You can now read 5 articles in a month for free on Read as much as you want anywhere and anytime for just 99¢.

Daily Dose

Cut sugar from your breakfast

My favorite Fiber One Nutty Clusters and Almonds breakfast cereal contains 12 grams of added sugar per serving. At 4 calories per gram, that’s 48 calories of added sugar — nearly half the recommended 100 calorie daily limit set by the American Heart Association.

“Added sugars contribute zero nutrients but many added calories that can lead to extra pounds or even obesity, thereby reducing heart health,” the association states on its website.

Continue reading below

Dr. Robert Lustig, a pediatric endocrinology and obesity researcher at the University of California, San Francisco, has made it his life mission to educate consumers on the perils of eating too much sugar. In his New York Times best-selling book “Fat Chance,” he emphasized that a “calorie is not a calorie” when it comes to determining how much weight we gain partly because the body metabolizes high-sugar, low-fiber foods differently. Such foods trigger a rapid surge of the hormone insulin, which drives energy into fat cells and leaves us feeling hungry again an hour or two later.

Lustig’s new book “The Fat Chance Cookbook,” published last month, has some interesting suggestions for cutting sugar. Look for packaged breakfast cereals such as puffed barley, puffed whole wheat, and generic shredded wheat that have no added sugar. For a hot breakfast, Lustig recommends polenta or steel-cut oatmeal sprinkled with cinnamon or mixed with fresh fruit as great options.

Deborah Kotz can be reached at Follow her on Twitter @debkotz2.
Loading comments...
Want each day's news headlines delivered fresh to your
inbox every morning? Just connect with us
in one of the following ways:
Please enter a valid email will never post anything without asking.
Privacy Policy
Subscriber Log In

You have reached the limit of 5 free articles in a month

Stay informed with unlimited access to Boston’s trusted news source.
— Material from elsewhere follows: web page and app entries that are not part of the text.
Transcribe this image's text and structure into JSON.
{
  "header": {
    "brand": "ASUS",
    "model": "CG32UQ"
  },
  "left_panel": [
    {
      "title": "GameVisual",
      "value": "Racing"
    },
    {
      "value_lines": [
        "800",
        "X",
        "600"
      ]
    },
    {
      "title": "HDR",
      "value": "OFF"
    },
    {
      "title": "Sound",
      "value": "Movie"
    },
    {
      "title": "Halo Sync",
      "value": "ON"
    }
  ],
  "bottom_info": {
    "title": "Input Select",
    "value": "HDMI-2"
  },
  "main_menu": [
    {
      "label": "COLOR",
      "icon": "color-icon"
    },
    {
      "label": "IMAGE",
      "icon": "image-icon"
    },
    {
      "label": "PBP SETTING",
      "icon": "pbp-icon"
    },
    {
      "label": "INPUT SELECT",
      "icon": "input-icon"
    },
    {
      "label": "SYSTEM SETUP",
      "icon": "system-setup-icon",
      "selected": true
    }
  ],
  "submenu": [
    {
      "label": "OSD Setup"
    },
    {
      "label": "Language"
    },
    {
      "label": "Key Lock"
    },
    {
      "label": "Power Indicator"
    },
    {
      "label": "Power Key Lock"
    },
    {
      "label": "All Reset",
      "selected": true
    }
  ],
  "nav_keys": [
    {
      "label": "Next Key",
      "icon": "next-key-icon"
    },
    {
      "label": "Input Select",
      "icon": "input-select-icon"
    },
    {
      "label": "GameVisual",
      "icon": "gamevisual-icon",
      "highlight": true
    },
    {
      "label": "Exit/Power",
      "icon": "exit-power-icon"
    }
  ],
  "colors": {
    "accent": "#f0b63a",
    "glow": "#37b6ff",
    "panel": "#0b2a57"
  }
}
  • High-quality journalism from the region’s largest newsroom
  • Convenient access across all of your devices
  • Today’s Headlines daily newsletter
  • Subscriber-only access to exclusive offers, events, contests, eBooks, and more
  • Less than 25¢ a week
Marketing image of
Marketing image of